**Source material**
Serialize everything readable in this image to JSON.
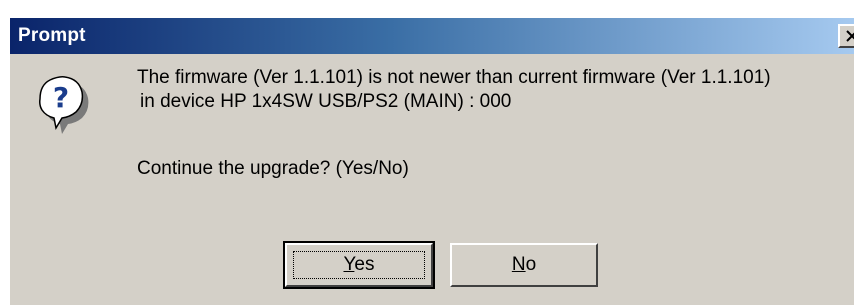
{
  "window": {
    "title": "Prompt"
  },
  "icons": {
    "question": "question-icon",
    "close": "close-icon"
  },
  "message": {
    "line1": "The firmware (Ver 1.1.101) is not newer than current firmware (Ver 1.1.101)",
    "line2": "in device HP 1x4SW USB/PS2 (MAIN) : 000",
    "question": "Continue the upgrade? (Yes/No)"
  },
  "buttons": {
    "yes_accel": "Y",
    "yes_rest": "es",
    "no_accel": "N",
    "no_rest": "o"
  },
  "colors": {
    "title_start": "#0a246a",
    "title_end": "#a6caf0",
    "face": "#d4d0c8"
  }
}
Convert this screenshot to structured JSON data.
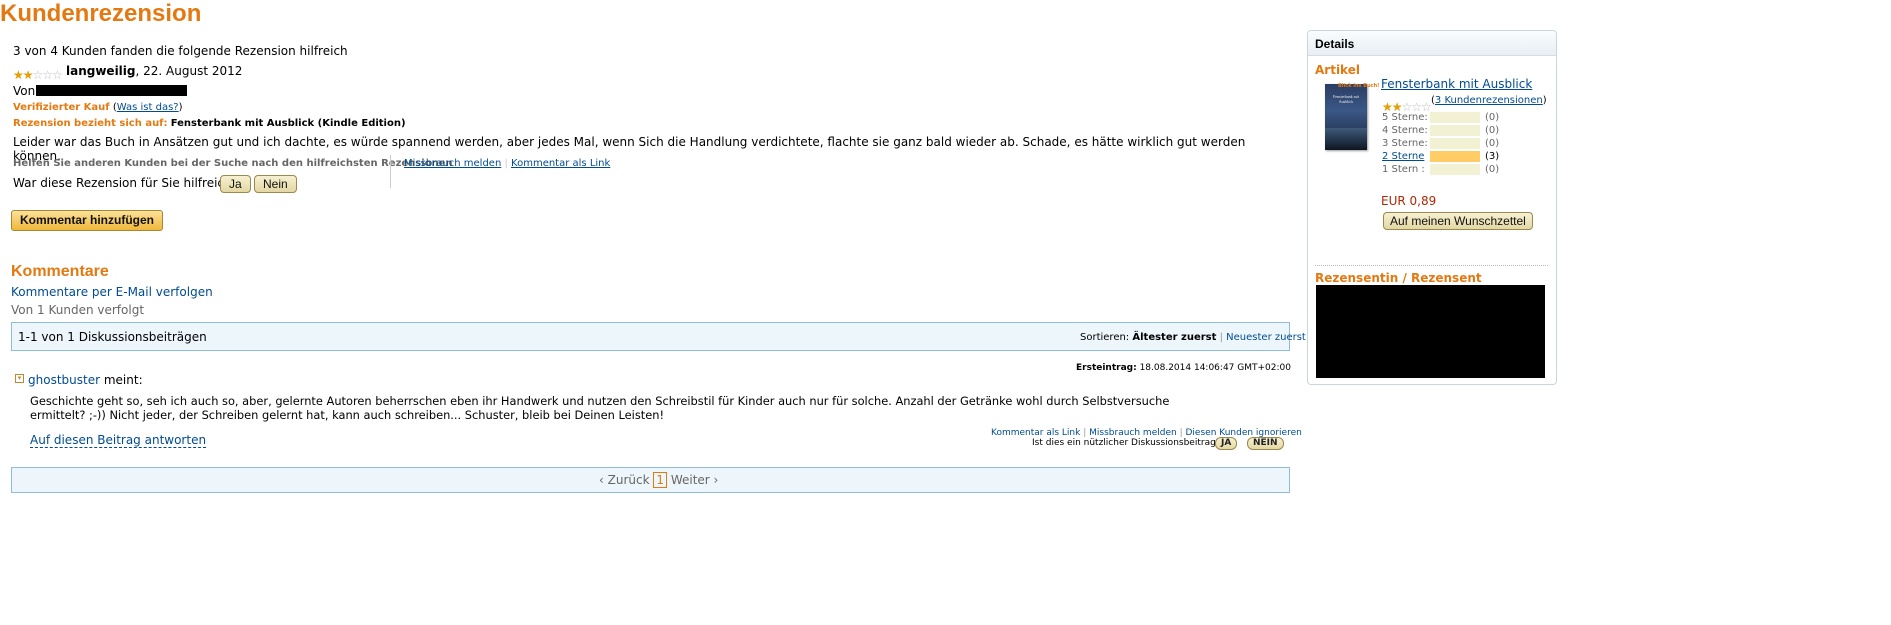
{
  "page_title": "Kundenrezension",
  "review": {
    "helpful_count": "3 von 4 Kunden fanden die folgende Rezension hilfreich",
    "rating_fraction": 0.4,
    "headline": "langweilig",
    "date": ", 22. August 2012",
    "by_label": "Von",
    "verified": "Verifizierter Kauf",
    "verified_help_open": "(",
    "verified_help_link": "Was ist das?",
    "verified_help_close": ")",
    "refers_label": "Rezension bezieht sich auf:",
    "refers_item": "Fensterbank mit Ausblick (Kindle Edition)",
    "body": "Leider war das Buch in Ansätzen gut und ich dachte, es würde spannend werden, aber jedes Mal, wenn Sich die Handlung verdichtete, flachte sie ganz bald wieder ab. Schade, es hätte wirklich gut werden können.",
    "help_others": "Helfen Sie anderen Kunden bei der Suche nach den hilfreichsten Rezensionen",
    "question": "War diese Rezension für Sie hilfreich?",
    "yes": "Ja",
    "no": "Nein",
    "report_abuse": "Missbrauch melden",
    "comment_link": "Kommentar als Link",
    "add_comment": "Kommentar hinzufügen"
  },
  "comments": {
    "heading": "Kommentare",
    "follow_email": "Kommentare per E-Mail verfolgen",
    "followed_by": "Von 1 Kunden verfolgt",
    "count": "1-1 von 1 Diskussionsbeiträgen",
    "sort_label": "Sortieren:",
    "sort_oldest": "Ältester zuerst",
    "sort_sep": "|",
    "sort_newest": "Neuester zuerst",
    "post": {
      "first_post_label": "Ersteintrag:",
      "first_post_date": "18.08.2014 14:06:47 GMT+02:00",
      "author": "ghostbuster",
      "says": "meint:",
      "text_line1": "Geschichte geht so, seh ich auch so, aber, gelernte Autoren beherrschen eben ihr Handwerk und nutzen den Schreibstil für Kinder auch nur für solche. Anzahl der Getränke wohl durch Selbstversuche",
      "text_line2": "ermittelt? ;-)) Nicht jeder, der Schreiben gelernt hat, kann auch schreiben... Schuster, bleib bei Deinen Leisten!",
      "reply": "Auf diesen Beitrag antworten",
      "comment_link": "Kommentar als Link",
      "report": "Missbrauch melden",
      "ignore": "Diesen Kunden ignorieren",
      "sep": "|",
      "useful_q": "Ist dies ein nützlicher Diskussionsbeitrag?",
      "yes": "JA",
      "no": "NEIN"
    },
    "pagination": {
      "prev": "‹ Zurück",
      "current": "1",
      "next": "Weiter ›"
    }
  },
  "sidebar": {
    "heading": "Details",
    "article_label": "Artikel",
    "product_title": "Fensterbank mit Ausblick",
    "rating_fraction": 0.4,
    "reviews_link": "3 Kundenrezensionen",
    "reviews_open": "(",
    "reviews_close": ")",
    "histogram": [
      {
        "label": "5 Sterne:",
        "count": "(0)",
        "fraction": 0,
        "link": false
      },
      {
        "label": "4 Sterne:",
        "count": "(0)",
        "fraction": 0,
        "link": false
      },
      {
        "label": "3 Sterne:",
        "count": "(0)",
        "fraction": 0,
        "link": false
      },
      {
        "label": "2 Sterne",
        "count": "(3)",
        "fraction": 1,
        "link": true
      },
      {
        "label": "1 Stern  :",
        "count": "(0)",
        "fraction": 0,
        "link": false
      }
    ],
    "price": "EUR 0,89",
    "wishlist": "Auf meinen Wunschzettel",
    "reviewer_label": "Rezensentin / Rezensent",
    "cover_text": "Fensterbank mit Ausblick",
    "cover_tag": "Blick ins Buch!"
  },
  "colors": {
    "accent": "#e47911",
    "link": "#004b91",
    "price": "#b12704"
  }
}
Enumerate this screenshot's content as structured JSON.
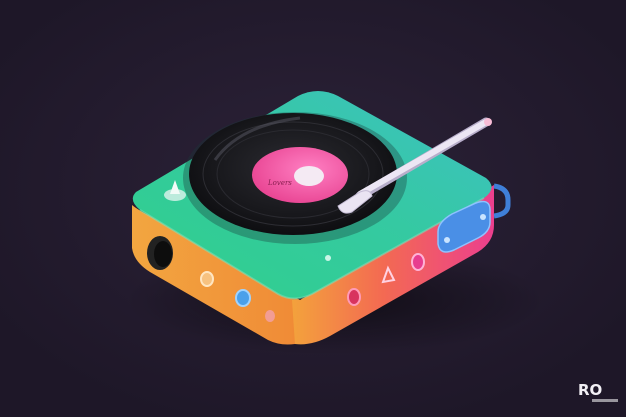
{
  "scene": {
    "subject": "turntable-illustration",
    "colors": {
      "background": "#221a2e",
      "top_teal": "#3cc6b4",
      "top_green": "#2fcf7e",
      "body_orange": "#f2a13a",
      "body_pink": "#f04a8a",
      "record": "#1b1b1f",
      "label": "#f259a8",
      "tonearm": "#e9e3f2",
      "blue_knob": "#4a92e8"
    },
    "record_label_text": "Lovers"
  },
  "watermark": {
    "text": "RO",
    "icon": "book-icon"
  }
}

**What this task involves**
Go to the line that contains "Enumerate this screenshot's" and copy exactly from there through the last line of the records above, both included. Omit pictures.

**Task solution**
Enumerate this screenshot's content as structured JSON.
{
  "scene": {
    "subject": "turntable-illustration",
    "colors": {
      "background": "#221a2e",
      "top_teal": "#3cc6b4",
      "top_green": "#2fcf7e",
      "body_orange": "#f2a13a",
      "body_pink": "#f04a8a",
      "record": "#1b1b1f",
      "label": "#f259a8",
      "tonearm": "#e9e3f2",
      "blue_knob": "#4a92e8"
    },
    "record_label_text": "Lovers"
  },
  "watermark": {
    "text": "RO",
    "icon": "book-icon"
  }
}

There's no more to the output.